THE STATE OF SOUTH CAROLINA
In The Court of Appeals
Joseph N. Grate, Appellant,
Helen Bone, Respondent.
Appeal From Horry County
John L. Breeden, Circuit Court Judge
Unpublished Opinion No. 2004-UP-221
Submitted January 29, 2004 – Filed March 30, 2004
Joseph N. Grate, for Appellant.
Arrigo Paul Carotti, of Conway, for Respondent.
PER CURIAM: Joseph Grate filed a complaint against Helen Bone, a court
reporter, concerning a transcript for a hearing. Grate appeals from the circuit
court’s order dismissing his complaint. We affirm.
Grate sued Bone for failing to deliver a transcript to him, alleging Bone obstructed his access to due process, deprived him of speedy access to justice, obstructed justice, and concealed evidence.
Bone moved to dismiss the complaint on the grounds that the complaint failed to state facts sufficient to constitute a cause of action in that the complaint failed to allege that Grate paid Bone for the transcript. The court granted Bone’s motion.
STANDARD OF REVIEW

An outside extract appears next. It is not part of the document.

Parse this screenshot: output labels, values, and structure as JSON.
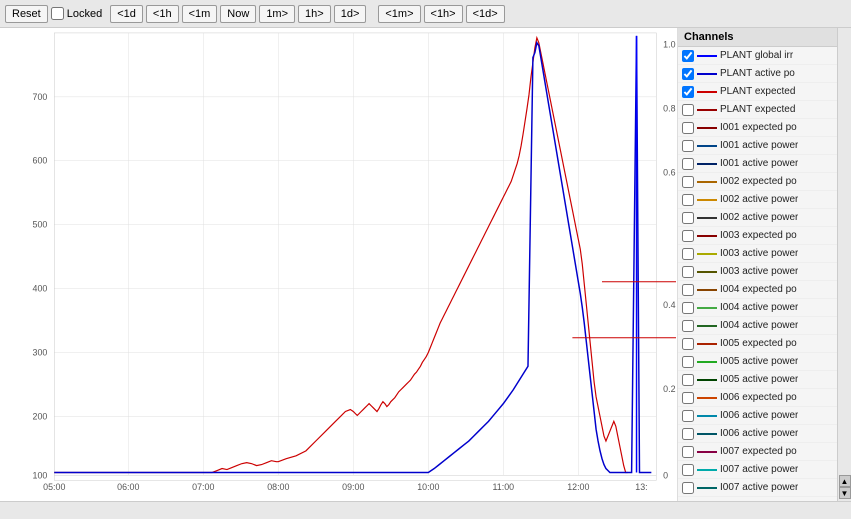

“In deciding whether the circuit court properly granted the motion to dismiss under Rule 12(b)(6), SCRCP, this court must consider whether the complaint, when viewed in the light most favorable to the plaintiff, states any valid claim for relief.” Slack v. James, 356 S.C. 479, 482, 589 S.E.2d 772, 773 (Ct. App. 2003). The circuit court should not grant a motion to dismiss if “facts alleged and inferences reasonably deducible therefrom would entitle the plaintiff to any relief on any theory of the case.” Gentry v. Yonce, 337 S.C. 1, 5, 522 S.E.2d 137, 139 (1999) (quoting Stiles v. Onorato, 318 S.C. 297, 300, 457 S.E.2d 601, 602 (1995)).
Grate argues the circuit court erred in granting Bone’s motion to dismiss. We disagree.
Grate’s complaint simply alleges that Grate requested a transcript from Bone and Bone failed to deliver the transcript to him. Her failure to provide a transcript when there has been no allegation of payment for the transcript does not entitle Grate to relief on any theory of the case.  Because Grate has failed to state facts sufficient to constitute any legally cognizable cause of action against Bone, the circuit court properly granted Bone’s motion to dismiss.
GOOLSBY, HOWARD, and KITTREDGE, JJ., concur.
 We decide this case without oral argument pursuant to Rule 215, SCACR.
 “Where a transcript of the proceeding must be prepared by the court reporter, appellant shall, within the time provided for ordering the transcript, make satisfactory arrangements (including agreement regarding payment for the transcript), in writing with the court reporter for furnishing the transcript.” Rule 207 SCACR.